PPL paid out £244.9m ($303.6m) to 165,000 performers and recording rightsholders in 2022.
UK-based music licensing company PPL announced that in 2022, the company paid out £244.9 million ($303.6 million) to 165,000 performers and recording rightsholders — a more than 7% increase from £228.7 in 2021.
Additionally, this is a 12.2% increase from 147,000 performers and rightsholders in 2021, either as direct members of PPL or indirectly through other collective management organizations (CMOs). The money paid out was collected by PPL for the use of recorded music in the UK and internationally, paid across the company’s four quarterly distributions in 2022.
This feat marks the highest number of performers and recording rightsholders ever paid by PPL in a calendar year and the second-highest total of monies paid out by PPL in a calendar year behind 2020 — thanks to the record collections in 2019 before the devastating impact of the COVID pandemic.
The record number of performers and recording rightsholders receiving payout reflects the essential technological and operational investments PPL and the neighboring rights industry made over the last decade and the growing PPL membership.
“Over the last decade, PPL has become one of the world’s most successful neighboring rights companies,” says Peter Leathem OBE, PPL Chief Executive Officer. “Not only do we collect hundreds of millions of pounds from the UK and around the world, but each year we distribute this money to more and more performers and recording rightsholders than before.”
PPL has one of the most comprehensive repertoire databases of its kind in the world, holding detailed performer and recording rightsholder information on more than 20 million recordings.

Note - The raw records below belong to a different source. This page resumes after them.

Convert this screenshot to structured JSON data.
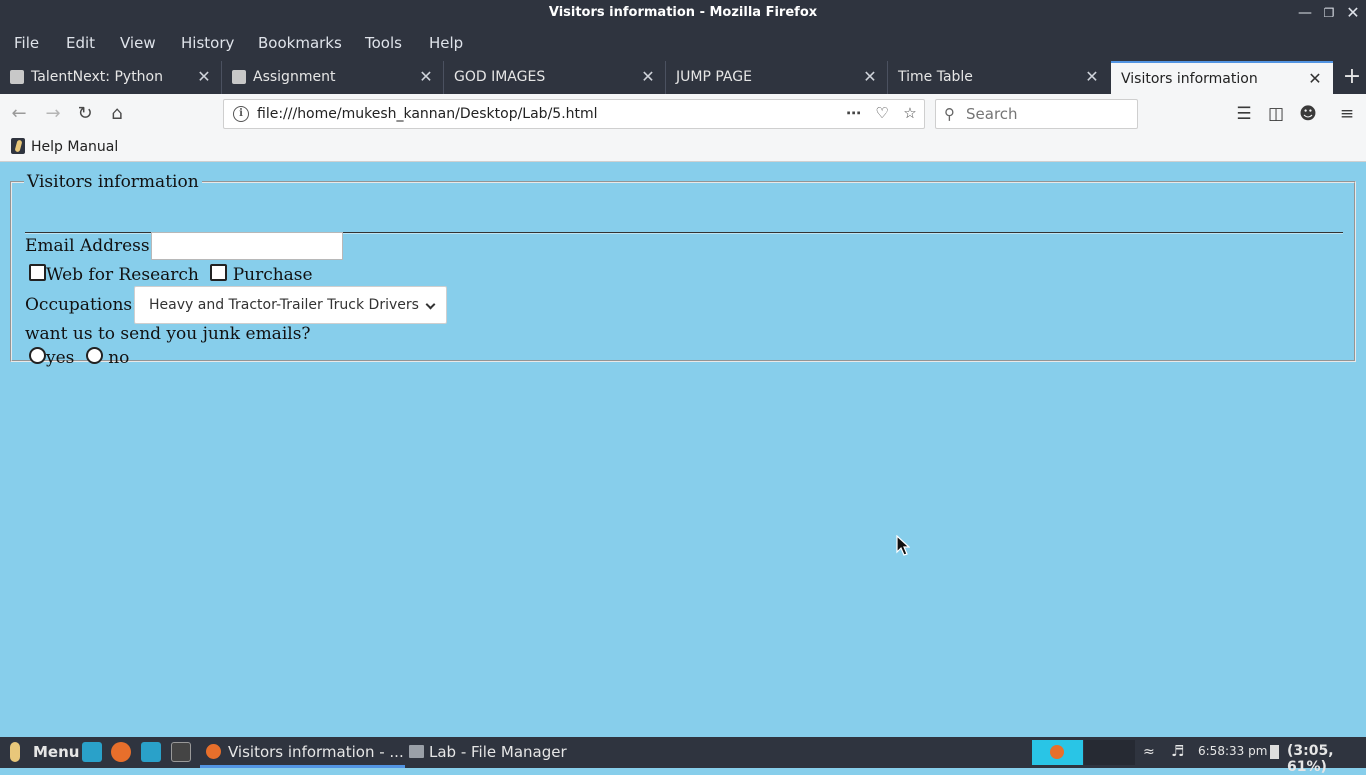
{
  "window": {
    "title": "Visitors information - Mozilla Firefox"
  },
  "menubar": {
    "items": [
      "File",
      "Edit",
      "View",
      "History",
      "Bookmarks",
      "Tools",
      "Help"
    ]
  },
  "tabs": [
    {
      "label": "TalentNext: Python",
      "active": false
    },
    {
      "label": "Assignment",
      "active": false
    },
    {
      "label": "GOD IMAGES",
      "active": false
    },
    {
      "label": "JUMP PAGE",
      "active": false
    },
    {
      "label": "Time Table",
      "active": false
    },
    {
      "label": "Visitors information",
      "active": true
    }
  ],
  "navbar": {
    "url": "file:///home/mukesh_kannan/Desktop/Lab/5.html",
    "search_placeholder": "Search"
  },
  "bookmarks": {
    "items": [
      "Help Manual"
    ]
  },
  "page": {
    "legend": "Visitors information",
    "email_label": "Email Address:",
    "email_value": "",
    "checkbox_research": "Web for Research",
    "checkbox_purchase": "Purchase",
    "occupations_label": "Occupations:",
    "occupations_selected": "Heavy and Tractor-Trailer Truck Drivers",
    "junk_question": "want us to send you junk emails?",
    "radio_yes": "yes",
    "radio_no": "no"
  },
  "taskbar": {
    "menu_label": "Menu",
    "tasks": [
      {
        "label": "Visitors information - ...",
        "active": true
      },
      {
        "label": "Lab - File Manager",
        "active": false
      }
    ],
    "clock": "6:58:33 pm",
    "battery": "(3:05, 61%)"
  },
  "colors": {
    "page_background": "#87CEEB",
    "chrome_dark": "#2f343f",
    "accent": "#5294e2"
  }
}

Over the last three years, an average of 45,000 new recording details have been received each week.
It also works closely with partner organizations across the music industry to develop the technology and operations affecting the neighboring rights sector and help to improve the quality of recording metadata and identification of recording usage.

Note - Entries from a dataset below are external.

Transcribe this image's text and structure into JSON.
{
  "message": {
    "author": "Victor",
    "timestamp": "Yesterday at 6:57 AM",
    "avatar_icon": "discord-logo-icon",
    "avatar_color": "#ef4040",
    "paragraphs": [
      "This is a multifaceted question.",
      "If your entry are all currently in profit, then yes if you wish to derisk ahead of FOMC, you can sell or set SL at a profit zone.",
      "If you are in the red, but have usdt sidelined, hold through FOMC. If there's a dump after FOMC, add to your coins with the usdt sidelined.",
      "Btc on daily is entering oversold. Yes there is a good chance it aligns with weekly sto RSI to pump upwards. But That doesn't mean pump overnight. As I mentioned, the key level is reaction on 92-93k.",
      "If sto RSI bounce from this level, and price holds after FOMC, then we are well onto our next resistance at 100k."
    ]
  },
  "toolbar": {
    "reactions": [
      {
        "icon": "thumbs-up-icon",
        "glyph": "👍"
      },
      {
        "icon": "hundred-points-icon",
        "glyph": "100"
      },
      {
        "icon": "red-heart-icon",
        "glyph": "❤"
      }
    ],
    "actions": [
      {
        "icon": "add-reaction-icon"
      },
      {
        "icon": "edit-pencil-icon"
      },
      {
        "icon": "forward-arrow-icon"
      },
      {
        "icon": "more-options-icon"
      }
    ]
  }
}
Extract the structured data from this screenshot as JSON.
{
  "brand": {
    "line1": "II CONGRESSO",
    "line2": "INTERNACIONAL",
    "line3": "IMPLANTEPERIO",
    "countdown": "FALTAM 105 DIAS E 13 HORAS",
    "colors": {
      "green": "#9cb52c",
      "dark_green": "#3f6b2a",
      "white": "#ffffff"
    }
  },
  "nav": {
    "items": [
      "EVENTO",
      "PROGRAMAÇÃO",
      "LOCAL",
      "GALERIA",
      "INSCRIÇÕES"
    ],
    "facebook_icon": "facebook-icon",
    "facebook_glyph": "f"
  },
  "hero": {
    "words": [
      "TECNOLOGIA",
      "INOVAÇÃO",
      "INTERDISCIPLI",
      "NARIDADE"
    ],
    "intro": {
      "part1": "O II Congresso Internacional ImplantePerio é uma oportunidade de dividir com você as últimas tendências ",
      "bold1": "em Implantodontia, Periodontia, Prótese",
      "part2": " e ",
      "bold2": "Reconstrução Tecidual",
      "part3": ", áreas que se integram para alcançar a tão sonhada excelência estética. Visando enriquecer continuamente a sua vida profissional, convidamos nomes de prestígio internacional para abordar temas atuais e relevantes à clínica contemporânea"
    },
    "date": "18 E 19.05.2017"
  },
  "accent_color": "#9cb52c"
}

“This is a testament to both the expert team we have at PPL (and) to the efforts of the sector as a whole. Initiatives such as SCAPR’s VRDB and IFPI and WIN’s RDx are improving the technology and data which support the worldwide distribution of neighboring rights, so ensuring the right people and organizations are paid when their recordings are played,” explains Leathem.

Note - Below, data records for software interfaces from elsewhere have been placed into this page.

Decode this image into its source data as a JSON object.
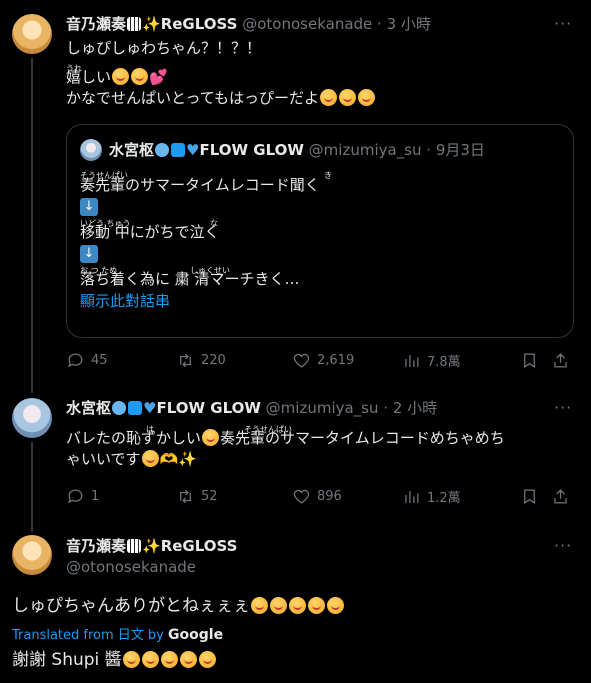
{
  "tweet1": {
    "name": "音乃瀬奏",
    "badges_text": "ReGLOSS",
    "handle": "@otonosekanade",
    "time": "· 3 小時",
    "line1": "しゅぴしゅわちゃん？！？！",
    "ruby_ure": "うれ",
    "line2": "嬉しい",
    "line3": "かなでせんぱいとってもはっぴーだよ",
    "stats": {
      "replies": "45",
      "retweets": "220",
      "likes": "2,619",
      "views": "7.8萬"
    }
  },
  "quote": {
    "name": "水宮枢",
    "badges_text": "FLOW GLOW",
    "handle": "@mizumiya_su",
    "time": "· 9月3日",
    "ruby1": "そうせんぱい",
    "ruby1b": "き",
    "line1": "奏先輩のサマータイムレコード聞く",
    "ruby2": "いどう ちゅう",
    "ruby2b": "な",
    "line2": "移動 中にがちで泣く",
    "ruby3": "お  つ  ため",
    "ruby3b": "しゅくせい",
    "line3": "落ち着く為に 粛 清マーチきく…",
    "show_thread": "顯示此對話串"
  },
  "tweet2": {
    "name": "水宮枢",
    "badges_text": "FLOW GLOW",
    "handle": "@mizumiya_su",
    "time": "· 2 小時",
    "ruby_ha": "は",
    "ruby_sou": "そうせんぱい",
    "line1": "バレたの恥ずかしい",
    "line1b": "奏先輩のサマータイムレコードめちゃめち",
    "line2": "ゃいいです",
    "stats": {
      "replies": "1",
      "retweets": "52",
      "likes": "896",
      "views": "1.2萬"
    }
  },
  "tweet3": {
    "name": "音乃瀬奏",
    "badges_text": "ReGLOSS",
    "handle": "@otonosekanade",
    "text": "しゅぴちゃんありがとねぇぇぇ",
    "translated_prefix": "Translated from 日文 by",
    "translator": "Google",
    "translation": "謝謝 Shupi 醬"
  },
  "icons": [
    "reply-icon",
    "retweet-icon",
    "like-icon",
    "views-icon",
    "bookmark-icon",
    "share-icon",
    "more-icon"
  ]
}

“It is also positive to be able to pay out more money to performers and recordings rightsholders than we did in 2021. Neighboring rights (were) naturally impacted by COVID-19, but the sector continues to recover well, with more growth expected in 2023.”